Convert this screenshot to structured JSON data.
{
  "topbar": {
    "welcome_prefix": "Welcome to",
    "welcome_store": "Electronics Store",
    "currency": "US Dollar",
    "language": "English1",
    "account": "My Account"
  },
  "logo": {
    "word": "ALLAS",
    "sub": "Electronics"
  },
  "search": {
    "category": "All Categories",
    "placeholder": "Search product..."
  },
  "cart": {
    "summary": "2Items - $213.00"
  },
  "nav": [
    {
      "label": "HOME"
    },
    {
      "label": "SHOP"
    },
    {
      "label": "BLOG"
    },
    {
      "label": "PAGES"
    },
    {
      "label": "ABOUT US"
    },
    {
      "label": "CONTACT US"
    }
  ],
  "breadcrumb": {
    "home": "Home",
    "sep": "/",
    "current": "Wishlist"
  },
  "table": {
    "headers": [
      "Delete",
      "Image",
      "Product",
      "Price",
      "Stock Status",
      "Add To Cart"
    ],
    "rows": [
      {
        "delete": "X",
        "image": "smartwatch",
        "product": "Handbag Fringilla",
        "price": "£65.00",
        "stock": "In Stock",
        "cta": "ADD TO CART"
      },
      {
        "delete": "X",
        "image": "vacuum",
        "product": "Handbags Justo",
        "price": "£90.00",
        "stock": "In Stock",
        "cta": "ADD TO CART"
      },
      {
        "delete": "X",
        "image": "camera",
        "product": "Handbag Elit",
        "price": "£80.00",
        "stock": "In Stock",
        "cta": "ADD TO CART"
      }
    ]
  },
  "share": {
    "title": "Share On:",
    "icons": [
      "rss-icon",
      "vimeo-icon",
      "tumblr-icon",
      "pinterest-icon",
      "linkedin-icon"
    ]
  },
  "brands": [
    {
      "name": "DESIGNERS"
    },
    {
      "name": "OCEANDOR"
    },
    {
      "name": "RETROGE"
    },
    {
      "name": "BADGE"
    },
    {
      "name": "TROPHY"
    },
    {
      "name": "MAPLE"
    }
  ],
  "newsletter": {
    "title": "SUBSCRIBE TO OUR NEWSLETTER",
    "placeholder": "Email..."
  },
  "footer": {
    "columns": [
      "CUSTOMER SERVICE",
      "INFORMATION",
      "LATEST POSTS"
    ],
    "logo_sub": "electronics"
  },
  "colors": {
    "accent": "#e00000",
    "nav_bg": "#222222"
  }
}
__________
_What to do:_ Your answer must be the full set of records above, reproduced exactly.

_Answer below:_
Convert this screenshot to structured JSON data.
{
  "topbar": {
    "welcome_prefix": "Welcome to",
    "welcome_store": "Electronics Store",
    "currency": "US Dollar",
    "language": "English1",
    "account": "My Account"
  },
  "logo": {
    "word": "ALLAS",
    "sub": "Electronics"
  },
  "search": {
    "category": "All Categories",
    "placeholder": "Search product..."
  },
  "cart": {
    "summary": "2Items - $213.00"
  },
  "nav": [
    {
      "label": "HOME"
    },
    {
      "label": "SHOP"
    },
    {
      "label": "BLOG"
    },
    {
      "label": "PAGES"
    },
    {
      "label": "ABOUT US"
    },
    {
      "label": "CONTACT US"
    }
  ],
  "breadcrumb": {
    "home": "Home",
    "sep": "/",
    "current": "Wishlist"
  },
  "table": {
    "headers": [
      "Delete",
      "Image",
      "Product",
      "Price",
      "Stock Status",
      "Add To Cart"
    ],
    "rows": [
      {
        "delete": "X",
        "image": "smartwatch",
        "product": "Handbag Fringilla",
        "price": "£65.00",
        "stock": "In Stock",
        "cta": "ADD TO CART"
      },
      {
        "delete": "X",
        "image": "vacuum",
        "product": "Handbags Justo",
        "price": "£90.00",
        "stock": "In Stock",
        "cta": "ADD TO CART"
      },
      {
        "delete": "X",
        "image": "camera",
        "product": "Handbag Elit",
        "price": "£80.00",
        "stock": "In Stock",
        "cta": "ADD TO CART"
      }
    ]
  },
  "share": {
    "title": "Share On:",
    "icons": [
      "rss-icon",
      "vimeo-icon",
      "tumblr-icon",
      "pinterest-icon",
      "linkedin-icon"
    ]
  },
  "brands": [
    {
      "name": "DESIGNERS"
    },
    {
      "name": "OCEANDOR"
    },
    {
      "name": "RETROGE"
    },
    {
      "name": "BADGE"
    },
    {
      "name": "TROPHY"
    },
    {
      "name": "MAPLE"
    }
  ],
  "newsletter": {
    "title": "SUBSCRIBE TO OUR NEWSLETTER",
    "placeholder": "Email..."
  },
  "footer": {
    "columns": [
      "CUSTOMER SERVICE",
      "INFORMATION",
      "LATEST POSTS"
    ],
    "logo_sub": "electronics"
  },
  "colors": {
    "accent": "#e00000",
    "nav_bg": "#222222"
  }
}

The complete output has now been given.